Overall, it’s a decent camera for its price segment. It doesn't click amazing pictures, but under natural lighting, it delivers usable results. So, it’s safe to say it’s not a camera centric device, but it justifies the price.
It features Realme UI 2.0 running on Android 11 out of the box. The UI is clean with plenty of customizable options, such as the shape of the icons, in-built wallpapers, dark mode, and eye comfort mode for reading. The phone comes with pre-installed apps that include Amazon, Daily Hunt, Josh, Moj, Snapchat and others. There are a lot of bloatware apps, but most of them can be uninstalled except for some of Realme’s own apps like the Calculator, Compass, Clone Phone, HeyTap Cloud and others.
If you want an affordable smartphone with a high refresh rate display and versatile performance, the Realme 8i would be a great choice at ₹13,999, but note that the camera isn’t its most attractive feature. It’s an exceptional device for daily usage as you have plenty of hours on the battery. If only the charging time could be reduced, this would be a clear winner in the under ₹15,000 category. For people who stay on the go and want the fast charging option, I wouldn’t recommend the Realme 8i. Its biggest selling point would be the smooth 120Hz display and its above-average gaming performance at its price.
Popular on BI

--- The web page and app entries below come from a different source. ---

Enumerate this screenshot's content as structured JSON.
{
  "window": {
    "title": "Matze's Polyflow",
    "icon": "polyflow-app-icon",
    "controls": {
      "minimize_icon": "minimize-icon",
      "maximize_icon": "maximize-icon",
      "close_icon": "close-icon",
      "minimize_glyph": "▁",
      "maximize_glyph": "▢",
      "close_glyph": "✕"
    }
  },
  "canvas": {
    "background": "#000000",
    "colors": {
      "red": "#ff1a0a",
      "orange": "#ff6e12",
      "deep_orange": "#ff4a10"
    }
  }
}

- A teacher who quit and took a job at Costco says life is much better now — she has a life, can pay her bills and finally sleeps at night

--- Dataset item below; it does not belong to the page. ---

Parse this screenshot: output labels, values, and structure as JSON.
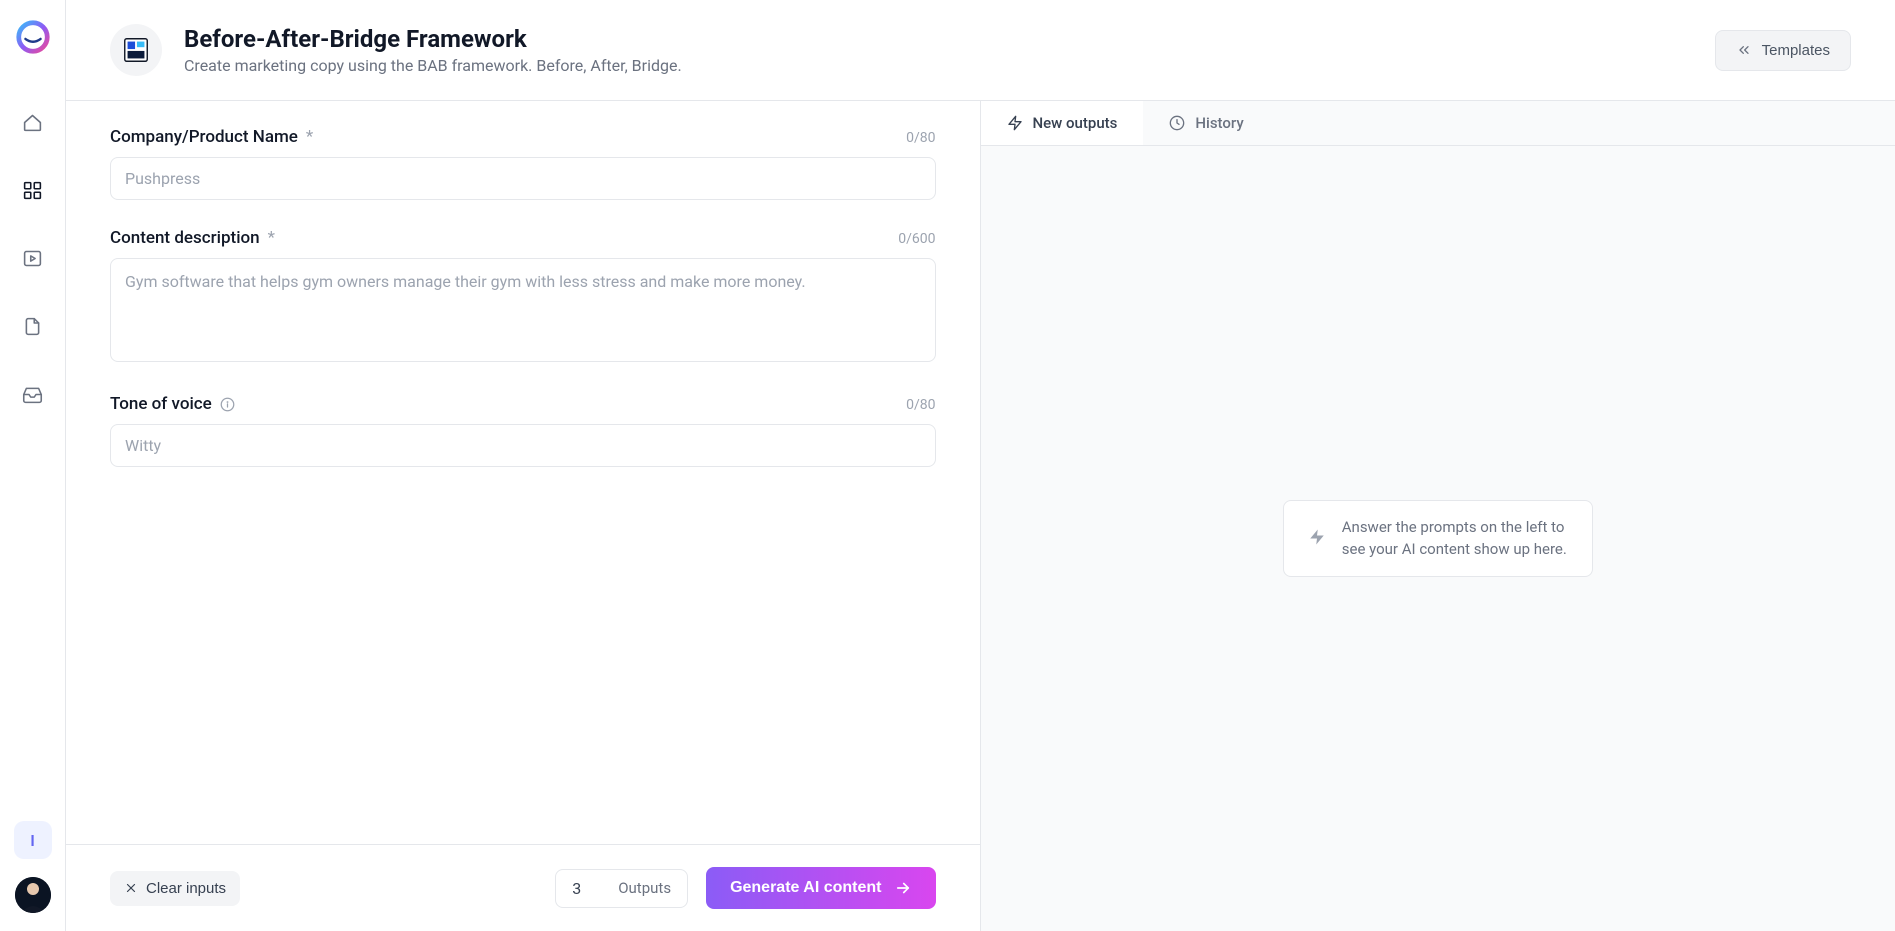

- Gautam Adani takes the high road and calls off Adani Enterprises FPO after a 28% crash in stock price
- It's been a very bad month for Indian billionaires — four of the richest Indians have collectively lost about $45 billion in 2023
- Best entry-level smartphones in India for 2023
- Samsung to manufacture premium Galaxy S23 smartphones in India
- Samsung launches four new laptops in the Galaxy Book3 series with a bigger display and new processor
- Social isolation linked to dementia risk factors says a study in Canada
- Samsung Galaxy S23, S23 Plus, and S23 Ultra priced starting at ₹74,999 in India